Earned it. A year ago today.
If I said that I spent the eve of my 53rd birthday sleeping under the Dumbarton Bridge, it would be an exaggeration.
But it would not be much of one.
I have little tolerance for publishers who have the temerity to bombard me with advertising even after I have paid a subscription fee to access their content.
I’m fine with two revenue streams, but please, tone down the ads to “unobtrusive” after I’ve paid my fee.
I’m talking to you, Ventura County Star.
All I want out of my next car is the body of a Volkswagen Vanagon, the power train and 4×4 drive system of a Ford F-250 Super Duty Diesel, and the comfort of my Infiniti QX-56, all for about the price of the latter.
I know, I know.
But a guy can dream…
I am starting to realize that, once you reach a certain point in your career, the idea of a “vacation” or “personal time off” becomes a polite fiction, not unlike the forty-hour workweek.
Perhaps this is the reason that “retirement” as a general concept retains its popularity. I feel like I’m saving up all of my vacation hours to put toward the day when I no longer need to work eleven, fifteen, or even eight hours a day, 5-7 days a week.
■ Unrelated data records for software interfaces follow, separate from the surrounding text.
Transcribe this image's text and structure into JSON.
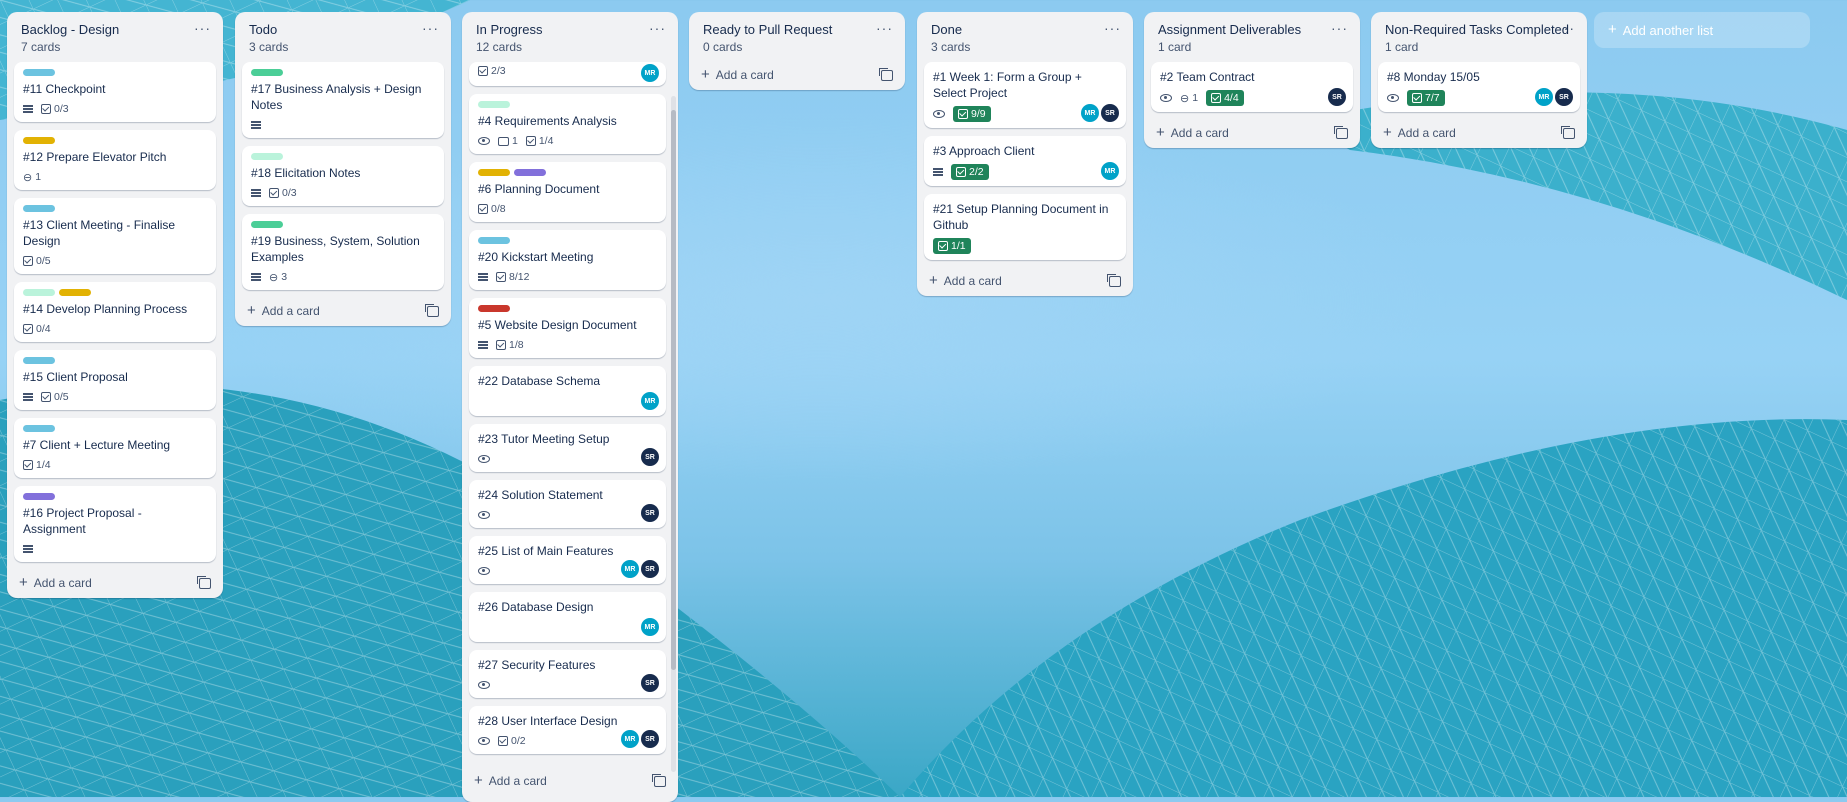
{
  "colors": {
    "label_teal": "#6cc3e0",
    "label_green": "#4bce97",
    "label_lightgreen": "#baf3db",
    "label_yellow": "#e2b203",
    "label_purple": "#8270db",
    "label_red": "#c9372c",
    "badge_complete": "#1f845a",
    "avatar_mr": "#00a2c8",
    "avatar_sr": "#172b4d"
  },
  "board": {
    "add_card_label": "Add a card",
    "add_list_label": "Add another list",
    "menu_glyph": "···",
    "lists": [
      {
        "title": "Backlog - Design",
        "count": "7 cards",
        "cards": [
          {
            "title": "#11 Checkpoint",
            "labels": [
              "teal"
            ],
            "desc": true,
            "checklist": "0/3"
          },
          {
            "title": "#12 Prepare Elevator Pitch",
            "labels": [
              "yellow"
            ],
            "attachments": "1"
          },
          {
            "title": "#13 Client Meeting - Finalise Design",
            "labels": [
              "teal"
            ],
            "checklist": "0/5"
          },
          {
            "title": "#14 Develop Planning Process",
            "labels": [
              "lightgreen",
              "yellow"
            ],
            "checklist": "0/4"
          },
          {
            "title": "#15 Client Proposal",
            "labels": [
              "teal"
            ],
            "desc": true,
            "checklist": "0/5"
          },
          {
            "title": "#7 Client + Lecture Meeting",
            "labels": [
              "teal"
            ],
            "checklist": "1/4"
          },
          {
            "title": "#16 Project Proposal - Assignment",
            "labels": [
              "purple"
            ],
            "desc": true
          }
        ]
      },
      {
        "title": "Todo",
        "count": "3 cards",
        "cards": [
          {
            "title": "#17 Business Analysis + Design Notes",
            "labels": [
              "green"
            ],
            "desc": true
          },
          {
            "title": "#18 Elicitation Notes",
            "labels": [
              "lightgreen"
            ],
            "desc": true,
            "checklist": "0/3"
          },
          {
            "title": "#19 Business, System, Solution Examples",
            "labels": [
              "green"
            ],
            "desc": true,
            "attachments": "3"
          }
        ]
      },
      {
        "title": "In Progress",
        "count": "12 cards",
        "cards": [
          {
            "title": "",
            "checklist": "2/3",
            "members": [
              "MR"
            ],
            "partial": true
          },
          {
            "title": "#4 Requirements Analysis",
            "labels": [
              "lightgreen"
            ],
            "watch": true,
            "comments": "1",
            "checklist": "1/4"
          },
          {
            "title": "#6 Planning Document",
            "labels": [
              "yellow",
              "purple"
            ],
            "checklist": "0/8"
          },
          {
            "title": "#20 Kickstart Meeting",
            "labels": [
              "teal"
            ],
            "desc": true,
            "checklist": "8/12"
          },
          {
            "title": "#5 Website Design Document",
            "labels": [
              "red"
            ],
            "desc": true,
            "checklist": "1/8"
          },
          {
            "title": "#22 Database Schema",
            "members": [
              "MR"
            ]
          },
          {
            "title": "#23 Tutor Meeting Setup",
            "watch": true,
            "members": [
              "SR"
            ]
          },
          {
            "title": "#24 Solution Statement",
            "watch": true,
            "members": [
              "SR"
            ]
          },
          {
            "title": "#25 List of Main Features",
            "watch": true,
            "members": [
              "MR",
              "SR"
            ]
          },
          {
            "title": "#26 Database Design",
            "members": [
              "MR"
            ]
          },
          {
            "title": "#27 Security Features",
            "watch": true,
            "members": [
              "SR"
            ]
          },
          {
            "title": "#28 User Interface Design",
            "watch": true,
            "checklist": "0/2",
            "members": [
              "MR",
              "SR"
            ]
          }
        ]
      },
      {
        "title": "Ready to Pull Request",
        "count": "0 cards",
        "cards": []
      },
      {
        "title": "Done",
        "count": "3 cards",
        "cards": [
          {
            "title": "#1 Week 1: Form a Group + Select Project",
            "watch": true,
            "checklist_done": "9/9",
            "members": [
              "MR",
              "SR"
            ]
          },
          {
            "title": "#3 Approach Client",
            "desc": true,
            "checklist_done": "2/2",
            "members": [
              "MR"
            ]
          },
          {
            "title": "#21 Setup Planning Document in Github",
            "checklist_done": "1/1"
          }
        ]
      },
      {
        "title": "Assignment Deliverables",
        "count": "1 card",
        "cards": [
          {
            "title": "#2 Team Contract",
            "watch": true,
            "attachments": "1",
            "checklist_done": "4/4",
            "members": [
              "SR"
            ]
          }
        ]
      },
      {
        "title": "Non-Required Tasks Completed",
        "count": "1 card",
        "cards": [
          {
            "title": "#8 Monday 15/05",
            "watch": true,
            "checklist_done": "7/7",
            "members": [
              "MR",
              "SR"
            ]
          }
        ]
      }
    ]
  }
}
To me, the ideal retirement would not be the lack of work, but the twenty-hour work week, a schedule that would allow me time to think, time to read, time to pray, and time to write.
I intend to start that before I reach 57. I have no idea whether I’ll be successful at it, but it is what I am working toward, and, frankly, what is keeping me going on those days when I close the computer at 11pm after having opened it at 5am. I doubt I can sustain my current pace of work much beyond that time without putting myself in therapy, in hospital, or in a pine box. I know that sounds a bit melodramatic, and admittedly, it could be andropause talking, but it’s how I’m starting to feel.
A great problem with too many of us is that, subconsciously or otherwise, we bought into this idea that the tectonic political changes of 1989 had brought about a world where the rules had changed. This is the essence of Francis Fukuyama’s treatise “The End of History,” but the problem went even further. We began to believe that the normal rules that applied to business, to markets, and to nations no longer applied.
In the end, we will find that history does not end, even if sometimes it seems to take a sabbatical. Despite a flirtation with the contrary, the past decade has proven that the world is not on a path to liberal democracy and global markets: Russia is still the rapacious yet insecure bear; that China is still the nation and culture of Confucius, Mencius, Sunzi, and Mao; that businesses must still make money; nationalism still trumps globalism; and that markets cannot soar forever purely based on exuberance and a near-term lack of better investment alternatives.
History is back, and if you don’t watch out, it will maul you. It’s a great time to be an historian.
…is that I am not working on Shabbos.